_What the exercise asks_
The result should be a verbatim copy of the whole listing.

-------------------------

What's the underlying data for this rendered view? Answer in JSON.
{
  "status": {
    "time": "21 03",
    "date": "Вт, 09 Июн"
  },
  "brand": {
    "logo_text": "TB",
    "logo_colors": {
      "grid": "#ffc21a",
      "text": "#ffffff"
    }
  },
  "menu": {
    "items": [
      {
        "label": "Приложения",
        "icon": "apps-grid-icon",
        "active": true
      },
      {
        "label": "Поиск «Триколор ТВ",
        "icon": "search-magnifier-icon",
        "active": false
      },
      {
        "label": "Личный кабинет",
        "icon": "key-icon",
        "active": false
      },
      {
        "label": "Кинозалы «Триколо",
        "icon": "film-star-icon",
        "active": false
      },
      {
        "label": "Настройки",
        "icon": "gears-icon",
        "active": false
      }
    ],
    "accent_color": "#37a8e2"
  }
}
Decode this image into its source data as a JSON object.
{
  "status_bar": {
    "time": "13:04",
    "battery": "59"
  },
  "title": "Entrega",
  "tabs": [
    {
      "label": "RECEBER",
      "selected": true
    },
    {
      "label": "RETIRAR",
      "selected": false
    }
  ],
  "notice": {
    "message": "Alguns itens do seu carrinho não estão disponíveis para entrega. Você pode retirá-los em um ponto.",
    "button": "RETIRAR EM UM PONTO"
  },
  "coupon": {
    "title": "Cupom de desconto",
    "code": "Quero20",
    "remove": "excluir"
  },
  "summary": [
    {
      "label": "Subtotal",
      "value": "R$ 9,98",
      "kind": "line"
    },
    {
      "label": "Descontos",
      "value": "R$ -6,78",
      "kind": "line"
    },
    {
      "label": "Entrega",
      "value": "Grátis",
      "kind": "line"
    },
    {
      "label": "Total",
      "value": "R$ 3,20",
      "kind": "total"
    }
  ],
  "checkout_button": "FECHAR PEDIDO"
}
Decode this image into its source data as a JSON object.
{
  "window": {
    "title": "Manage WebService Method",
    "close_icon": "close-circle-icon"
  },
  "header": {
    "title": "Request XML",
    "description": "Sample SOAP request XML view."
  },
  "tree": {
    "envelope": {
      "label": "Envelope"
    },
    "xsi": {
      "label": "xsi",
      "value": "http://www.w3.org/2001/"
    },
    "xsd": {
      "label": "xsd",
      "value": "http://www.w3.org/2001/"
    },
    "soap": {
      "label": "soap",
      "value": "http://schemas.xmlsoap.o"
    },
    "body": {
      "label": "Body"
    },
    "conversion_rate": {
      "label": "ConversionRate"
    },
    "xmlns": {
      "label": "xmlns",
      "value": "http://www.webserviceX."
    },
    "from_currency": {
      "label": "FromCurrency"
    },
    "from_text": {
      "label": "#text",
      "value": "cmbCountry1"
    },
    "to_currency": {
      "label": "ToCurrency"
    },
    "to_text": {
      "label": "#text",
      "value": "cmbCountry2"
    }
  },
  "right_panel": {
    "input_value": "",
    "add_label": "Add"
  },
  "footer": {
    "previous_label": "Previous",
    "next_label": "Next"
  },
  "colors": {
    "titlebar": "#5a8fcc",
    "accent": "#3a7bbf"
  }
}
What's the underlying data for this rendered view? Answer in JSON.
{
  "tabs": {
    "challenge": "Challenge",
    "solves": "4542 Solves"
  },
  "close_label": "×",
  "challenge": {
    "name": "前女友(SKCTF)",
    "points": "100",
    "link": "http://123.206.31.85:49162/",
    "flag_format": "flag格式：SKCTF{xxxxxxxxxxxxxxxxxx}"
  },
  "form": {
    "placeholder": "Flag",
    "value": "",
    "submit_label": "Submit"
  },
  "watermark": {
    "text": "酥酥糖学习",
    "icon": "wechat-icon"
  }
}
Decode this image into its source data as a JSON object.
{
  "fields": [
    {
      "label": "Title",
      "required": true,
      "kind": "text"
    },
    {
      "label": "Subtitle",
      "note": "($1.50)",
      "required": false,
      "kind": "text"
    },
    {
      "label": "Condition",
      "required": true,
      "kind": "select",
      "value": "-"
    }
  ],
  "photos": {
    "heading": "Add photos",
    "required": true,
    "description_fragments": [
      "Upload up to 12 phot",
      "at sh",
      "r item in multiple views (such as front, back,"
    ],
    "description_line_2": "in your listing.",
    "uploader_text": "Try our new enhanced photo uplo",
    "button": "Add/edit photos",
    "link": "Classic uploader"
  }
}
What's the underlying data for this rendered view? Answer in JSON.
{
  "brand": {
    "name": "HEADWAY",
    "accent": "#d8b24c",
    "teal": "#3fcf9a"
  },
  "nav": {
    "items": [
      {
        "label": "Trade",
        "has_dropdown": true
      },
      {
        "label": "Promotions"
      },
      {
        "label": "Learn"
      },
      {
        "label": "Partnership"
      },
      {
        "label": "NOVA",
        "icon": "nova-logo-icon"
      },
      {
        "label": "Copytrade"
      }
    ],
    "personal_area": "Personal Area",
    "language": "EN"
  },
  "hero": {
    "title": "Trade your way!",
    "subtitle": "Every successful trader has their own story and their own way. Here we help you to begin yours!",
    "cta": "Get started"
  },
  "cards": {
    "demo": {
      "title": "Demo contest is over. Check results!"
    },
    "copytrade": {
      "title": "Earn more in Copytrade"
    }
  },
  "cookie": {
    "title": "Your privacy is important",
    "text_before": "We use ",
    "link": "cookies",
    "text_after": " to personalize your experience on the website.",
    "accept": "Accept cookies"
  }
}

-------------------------

_Response_
What's the underlying data for this rendered view? Answer in JSON.
{
  "status": {
    "time": "21 03",
    "date": "Вт, 09 Июн"
  },
  "brand": {
    "logo_text": "TB",
    "logo_colors": {
      "grid": "#ffc21a",
      "text": "#ffffff"
    }
  },
  "menu": {
    "items": [
      {
        "label": "Приложения",
        "icon": "apps-grid-icon",
        "active": true
      },
      {
        "label": "Поиск «Триколор ТВ",
        "icon": "search-magnifier-icon",
        "active": false
      },
      {
        "label": "Личный кабинет",
        "icon": "key-icon",
        "active": false
      },
      {
        "label": "Кинозалы «Триколо",
        "icon": "film-star-icon",
        "active": false
      },
      {
        "label": "Настройки",
        "icon": "gears-icon",
        "active": false
      }
    ],
    "accent_color": "#37a8e2"
  }
}
Decode this image into its source data as a JSON object.
{
  "status_bar": {
    "time": "13:04",
    "battery": "59"
  },
  "title": "Entrega",
  "tabs": [
    {
      "label": "RECEBER",
      "selected": true
    },
    {
      "label": "RETIRAR",
      "selected": false
    }
  ],
  "notice": {
    "message": "Alguns itens do seu carrinho não estão disponíveis para entrega. Você pode retirá-los em um ponto.",
    "button": "RETIRAR EM UM PONTO"
  },
  "coupon": {
    "title": "Cupom de desconto",
    "code": "Quero20",
    "remove": "excluir"
  },
  "summary": [
    {
      "label": "Subtotal",
      "value": "R$ 9,98",
      "kind": "line"
    },
    {
      "label": "Descontos",
      "value": "R$ -6,78",
      "kind": "line"
    },
    {
      "label": "Entrega",
      "value": "Grátis",
      "kind": "line"
    },
    {
      "label": "Total",
      "value": "R$ 3,20",
      "kind": "total"
    }
  ],
  "checkout_button": "FECHAR PEDIDO"
}
Decode this image into its source data as a JSON object.
{
  "window": {
    "title": "Manage WebService Method",
    "close_icon": "close-circle-icon"
  },
  "header": {
    "title": "Request XML",
    "description": "Sample SOAP request XML view."
  },
  "tree": {
    "envelope": {
      "label": "Envelope"
    },
    "xsi": {
      "label": "xsi",
      "value": "http://www.w3.org/2001/"
    },
    "xsd": {
      "label": "xsd",
      "value": "http://www.w3.org/2001/"
    },
    "soap": {
      "label": "soap",
      "value": "http://schemas.xmlsoap.o"
    },
    "body": {
      "label": "Body"
    },
    "conversion_rate": {
      "label": "ConversionRate"
    },
    "xmlns": {
      "label": "xmlns",
      "value": "http://www.webserviceX."
    },
    "from_currency": {
      "label": "FromCurrency"
    },
    "from_text": {
      "label": "#text",
      "value": "cmbCountry1"
    },
    "to_currency": {
      "label": "ToCurrency"
    },
    "to_text": {
      "label": "#text",
      "value": "cmbCountry2"
    }
  },
  "right_panel": {
    "input_value": "",
    "add_label": "Add"
  },
  "footer": {
    "previous_label": "Previous",
    "next_label": "Next"
  },
  "colors": {
    "titlebar": "#5a8fcc",
    "accent": "#3a7bbf"
  }
}
What's the underlying data for this rendered view? Answer in JSON.
{
  "tabs": {
    "challenge": "Challenge",
    "solves": "4542 Solves"
  },
  "close_label": "×",
  "challenge": {
    "name": "前女友(SKCTF)",
    "points": "100",
    "link": "http://123.206.31.85:49162/",
    "flag_format": "flag格式：SKCTF{xxxxxxxxxxxxxxxxxx}"
  },
  "form": {
    "placeholder": "Flag",
    "value": "",
    "submit_label": "Submit"
  },
  "watermark": {
    "text": "酥酥糖学习",
    "icon": "wechat-icon"
  }
}
Decode this image into its source data as a JSON object.
{
  "fields": [
    {
      "label": "Title",
      "required": true,
      "kind": "text"
    },
    {
      "label": "Subtitle",
      "note": "($1.50)",
      "required": false,
      "kind": "text"
    },
    {
      "label": "Condition",
      "required": true,
      "kind": "select",
      "value": "-"
    }
  ],
  "photos": {
    "heading": "Add photos",
    "required": true,
    "description_fragments": [
      "Upload up to 12 phot",
      "at sh",
      "r item in multiple views (such as front, back,"
    ],
    "description_line_2": "in your listing.",
    "uploader_text": "Try our new enhanced photo uplo",
    "button": "Add/edit photos",
    "link": "Classic uploader"
  }
}
What's the underlying data for this rendered view? Answer in JSON.
{
  "brand": {
    "name": "HEADWAY",
    "accent": "#d8b24c",
    "teal": "#3fcf9a"
  },
  "nav": {
    "items": [
      {
        "label": "Trade",
        "has_dropdown": true
      },
      {
        "label": "Promotions"
      },
      {
        "label": "Learn"
      },
      {
        "label": "Partnership"
      },
      {
        "label": "NOVA",
        "icon": "nova-logo-icon"
      },
      {
        "label": "Copytrade"
      }
    ],
    "personal_area": "Personal Area",
    "language": "EN"
  },
  "hero": {
    "title": "Trade your way!",
    "subtitle": "Every successful trader has their own story and their own way. Here we help you to begin yours!",
    "cta": "Get started"
  },
  "cards": {
    "demo": {
      "title": "Demo contest is over. Check results!"
    },
    "copytrade": {
      "title": "Earn more in Copytrade"
    }
  },
  "cookie": {
    "title": "Your privacy is important",
    "text_before": "We use ",
    "link": "cookies",
    "text_after": " to personalize your experience on the website.",
    "accept": "Accept cookies"
  }
}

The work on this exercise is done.